BEGIN RECORDS FOR THE TASK

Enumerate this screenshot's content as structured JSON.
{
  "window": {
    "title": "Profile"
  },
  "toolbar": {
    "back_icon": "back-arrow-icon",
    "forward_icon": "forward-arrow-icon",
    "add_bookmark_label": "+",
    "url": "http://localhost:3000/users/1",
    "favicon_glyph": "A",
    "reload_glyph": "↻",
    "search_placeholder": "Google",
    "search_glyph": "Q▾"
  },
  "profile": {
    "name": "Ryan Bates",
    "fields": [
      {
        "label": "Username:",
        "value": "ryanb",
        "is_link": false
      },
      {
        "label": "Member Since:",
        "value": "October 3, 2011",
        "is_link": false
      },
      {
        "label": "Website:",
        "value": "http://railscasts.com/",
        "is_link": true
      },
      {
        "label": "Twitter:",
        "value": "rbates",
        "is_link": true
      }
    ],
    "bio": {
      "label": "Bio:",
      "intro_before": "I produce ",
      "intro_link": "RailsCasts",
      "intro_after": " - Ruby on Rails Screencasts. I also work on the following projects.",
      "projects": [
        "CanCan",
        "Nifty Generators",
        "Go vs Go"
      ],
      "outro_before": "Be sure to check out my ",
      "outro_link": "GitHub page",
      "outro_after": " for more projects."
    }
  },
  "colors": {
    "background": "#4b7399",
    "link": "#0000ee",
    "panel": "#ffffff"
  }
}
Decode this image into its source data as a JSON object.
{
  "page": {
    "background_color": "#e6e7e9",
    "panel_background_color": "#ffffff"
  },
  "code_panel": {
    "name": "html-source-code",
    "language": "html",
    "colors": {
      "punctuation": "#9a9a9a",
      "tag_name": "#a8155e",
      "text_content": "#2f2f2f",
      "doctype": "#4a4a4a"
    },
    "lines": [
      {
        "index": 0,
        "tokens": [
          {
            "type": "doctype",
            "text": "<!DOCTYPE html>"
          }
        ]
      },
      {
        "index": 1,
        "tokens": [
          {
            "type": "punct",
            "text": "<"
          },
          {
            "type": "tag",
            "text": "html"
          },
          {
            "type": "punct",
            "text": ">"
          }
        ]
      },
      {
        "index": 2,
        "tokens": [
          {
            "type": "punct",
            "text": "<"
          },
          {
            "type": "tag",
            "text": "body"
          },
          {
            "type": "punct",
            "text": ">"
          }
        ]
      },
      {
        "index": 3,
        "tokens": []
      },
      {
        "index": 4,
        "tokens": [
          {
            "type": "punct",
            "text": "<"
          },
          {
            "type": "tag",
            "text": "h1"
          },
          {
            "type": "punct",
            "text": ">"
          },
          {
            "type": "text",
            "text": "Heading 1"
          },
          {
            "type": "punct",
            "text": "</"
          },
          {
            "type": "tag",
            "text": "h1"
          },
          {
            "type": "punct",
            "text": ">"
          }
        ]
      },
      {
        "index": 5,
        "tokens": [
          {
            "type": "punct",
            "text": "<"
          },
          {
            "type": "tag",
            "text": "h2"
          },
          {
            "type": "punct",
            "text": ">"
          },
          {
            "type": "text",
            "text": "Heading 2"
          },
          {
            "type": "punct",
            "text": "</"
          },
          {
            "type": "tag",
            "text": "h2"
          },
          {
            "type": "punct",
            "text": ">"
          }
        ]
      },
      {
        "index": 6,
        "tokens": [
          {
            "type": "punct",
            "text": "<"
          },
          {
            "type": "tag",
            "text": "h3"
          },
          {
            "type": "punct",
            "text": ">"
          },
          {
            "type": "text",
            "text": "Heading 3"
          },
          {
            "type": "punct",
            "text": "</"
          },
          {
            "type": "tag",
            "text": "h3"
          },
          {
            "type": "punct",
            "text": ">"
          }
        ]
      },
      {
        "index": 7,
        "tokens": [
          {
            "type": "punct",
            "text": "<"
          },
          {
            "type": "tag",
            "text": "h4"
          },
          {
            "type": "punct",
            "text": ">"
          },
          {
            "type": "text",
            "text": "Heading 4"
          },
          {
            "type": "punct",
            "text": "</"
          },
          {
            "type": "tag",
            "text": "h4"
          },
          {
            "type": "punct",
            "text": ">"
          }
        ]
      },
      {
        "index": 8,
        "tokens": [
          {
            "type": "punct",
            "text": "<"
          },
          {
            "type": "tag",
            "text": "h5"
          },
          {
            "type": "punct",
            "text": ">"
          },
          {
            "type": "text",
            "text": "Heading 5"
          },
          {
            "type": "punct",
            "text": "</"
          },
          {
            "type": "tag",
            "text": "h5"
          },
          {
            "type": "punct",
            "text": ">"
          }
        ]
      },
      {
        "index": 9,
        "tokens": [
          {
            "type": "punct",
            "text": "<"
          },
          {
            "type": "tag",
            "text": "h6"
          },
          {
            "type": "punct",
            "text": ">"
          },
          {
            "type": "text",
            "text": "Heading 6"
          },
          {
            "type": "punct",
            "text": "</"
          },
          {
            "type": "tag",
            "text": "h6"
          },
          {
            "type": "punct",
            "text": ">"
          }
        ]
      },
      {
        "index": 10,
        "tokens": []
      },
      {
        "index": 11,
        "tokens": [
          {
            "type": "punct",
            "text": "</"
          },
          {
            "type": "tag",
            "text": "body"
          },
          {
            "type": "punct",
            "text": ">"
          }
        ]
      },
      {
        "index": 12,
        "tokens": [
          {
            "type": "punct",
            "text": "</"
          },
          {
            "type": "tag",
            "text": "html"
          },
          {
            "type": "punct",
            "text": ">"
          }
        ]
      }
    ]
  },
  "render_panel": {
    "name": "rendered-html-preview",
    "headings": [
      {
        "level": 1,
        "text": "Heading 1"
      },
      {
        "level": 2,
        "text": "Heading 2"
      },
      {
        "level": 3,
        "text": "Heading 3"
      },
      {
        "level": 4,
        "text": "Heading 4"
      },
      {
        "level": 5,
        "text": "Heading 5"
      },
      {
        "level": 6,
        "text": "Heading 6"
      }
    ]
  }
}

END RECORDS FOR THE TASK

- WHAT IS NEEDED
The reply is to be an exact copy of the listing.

- REPLY
Enumerate this screenshot's content as structured JSON.
{
  "window": {
    "title": "Profile"
  },
  "toolbar": {
    "back_icon": "back-arrow-icon",
    "forward_icon": "forward-arrow-icon",
    "add_bookmark_label": "+",
    "url": "http://localhost:3000/users/1",
    "favicon_glyph": "A",
    "reload_glyph": "↻",
    "search_placeholder": "Google",
    "search_glyph": "Q▾"
  },
  "profile": {
    "name": "Ryan Bates",
    "fields": [
      {
        "label": "Username:",
        "value": "ryanb",
        "is_link": false
      },
      {
        "label": "Member Since:",
        "value": "October 3, 2011",
        "is_link": false
      },
      {
        "label": "Website:",
        "value": "http://railscasts.com/",
        "is_link": true
      },
      {
        "label": "Twitter:",
        "value": "rbates",
        "is_link": true
      }
    ],
    "bio": {
      "label": "Bio:",
      "intro_before": "I produce ",
      "intro_link": "RailsCasts",
      "intro_after": " - Ruby on Rails Screencasts. I also work on the following projects.",
      "projects": [
        "CanCan",
        "Nifty Generators",
        "Go vs Go"
      ],
      "outro_before": "Be sure to check out my ",
      "outro_link": "GitHub page",
      "outro_after": " for more projects."
    }
  },
  "colors": {
    "background": "#4b7399",
    "link": "#0000ee",
    "panel": "#ffffff"
  }
}
Decode this image into its source data as a JSON object.
{
  "page": {
    "background_color": "#e6e7e9",
    "panel_background_color": "#ffffff"
  },
  "code_panel": {
    "name": "html-source-code",
    "language": "html",
    "colors": {
      "punctuation": "#9a9a9a",
      "tag_name": "#a8155e",
      "text_content": "#2f2f2f",
      "doctype": "#4a4a4a"
    },
    "lines": [
      {
        "index": 0,
        "tokens": [
          {
            "type": "doctype",
            "text": "<!DOCTYPE html>"
          }
        ]
      },
      {
        "index": 1,
        "tokens": [
          {
            "type": "punct",
            "text": "<"
          },
          {
            "type": "tag",
            "text": "html"
          },
          {
            "type": "punct",
            "text": ">"
          }
        ]
      },
      {
        "index": 2,
        "tokens": [
          {
            "type": "punct",
            "text": "<"
          },
          {
            "type": "tag",
            "text": "body"
          },
          {
            "type": "punct",
            "text": ">"
          }
        ]
      },
      {
        "index": 3,
        "tokens": []
      },
      {
        "index": 4,
        "tokens": [
          {
            "type": "punct",
            "text": "<"
          },
          {
            "type": "tag",
            "text": "h1"
          },
          {
            "type": "punct",
            "text": ">"
          },
          {
            "type": "text",
            "text": "Heading 1"
          },
          {
            "type": "punct",
            "text": "</"
          },
          {
            "type": "tag",
            "text": "h1"
          },
          {
            "type": "punct",
            "text": ">"
          }
        ]
      },
      {
        "index": 5,
        "tokens": [
          {
            "type": "punct",
            "text": "<"
          },
          {
            "type": "tag",
            "text": "h2"
          },
          {
            "type": "punct",
            "text": ">"
          },
          {
            "type": "text",
            "text": "Heading 2"
          },
          {
            "type": "punct",
            "text": "</"
          },
          {
            "type": "tag",
            "text": "h2"
          },
          {
            "type": "punct",
            "text": ">"
          }
        ]
      },
      {
        "index": 6,
        "tokens": [
          {
            "type": "punct",
            "text": "<"
          },
          {
            "type": "tag",
            "text": "h3"
          },
          {
            "type": "punct",
            "text": ">"
          },
          {
            "type": "text",
            "text": "Heading 3"
          },
          {
            "type": "punct",
            "text": "</"
          },
          {
            "type": "tag",
            "text": "h3"
          },
          {
            "type": "punct",
            "text": ">"
          }
        ]
      },
      {
        "index": 7,
        "tokens": [
          {
            "type": "punct",
            "text": "<"
          },
          {
            "type": "tag",
            "text": "h4"
          },
          {
            "type": "punct",
            "text": ">"
          },
          {
            "type": "text",
            "text": "Heading 4"
          },
          {
            "type": "punct",
            "text": "</"
          },
          {
            "type": "tag",
            "text": "h4"
          },
          {
            "type": "punct",
            "text": ">"
          }
        ]
      },
      {
        "index": 8,
        "tokens": [
          {
            "type": "punct",
            "text": "<"
          },
          {
            "type": "tag",
            "text": "h5"
          },
          {
            "type": "punct",
            "text": ">"
          },
          {
            "type": "text",
            "text": "Heading 5"
          },
          {
            "type": "punct",
            "text": "</"
          },
          {
            "type": "tag",
            "text": "h5"
          },
          {
            "type": "punct",
            "text": ">"
          }
        ]
      },
      {
        "index": 9,
        "tokens": [
          {
            "type": "punct",
            "text": "<"
          },
          {
            "type": "tag",
            "text": "h6"
          },
          {
            "type": "punct",
            "text": ">"
          },
          {
            "type": "text",
            "text": "Heading 6"
          },
          {
            "type": "punct",
            "text": "</"
          },
          {
            "type": "tag",
            "text": "h6"
          },
          {
            "type": "punct",
            "text": ">"
          }
        ]
      },
      {
        "index": 10,
        "tokens": []
      },
      {
        "index": 11,
        "tokens": [
          {
            "type": "punct",
            "text": "</"
          },
          {
            "type": "tag",
            "text": "body"
          },
          {
            "type": "punct",
            "text": ">"
          }
        ]
      },
      {
        "index": 12,
        "tokens": [
          {
            "type": "punct",
            "text": "</"
          },
          {
            "type": "tag",
            "text": "html"
          },
          {
            "type": "punct",
            "text": ">"
          }
        ]
      }
    ]
  },
  "render_panel": {
    "name": "rendered-html-preview",
    "headings": [
      {
        "level": 1,
        "text": "Heading 1"
      },
      {
        "level": 2,
        "text": "Heading 2"
      },
      {
        "level": 3,
        "text": "Heading 3"
      },
      {
        "level": 4,
        "text": "Heading 4"
      },
      {
        "level": 5,
        "text": "Heading 5"
      },
      {
        "level": 6,
        "text": "Heading 6"
      }
    ]
  }
}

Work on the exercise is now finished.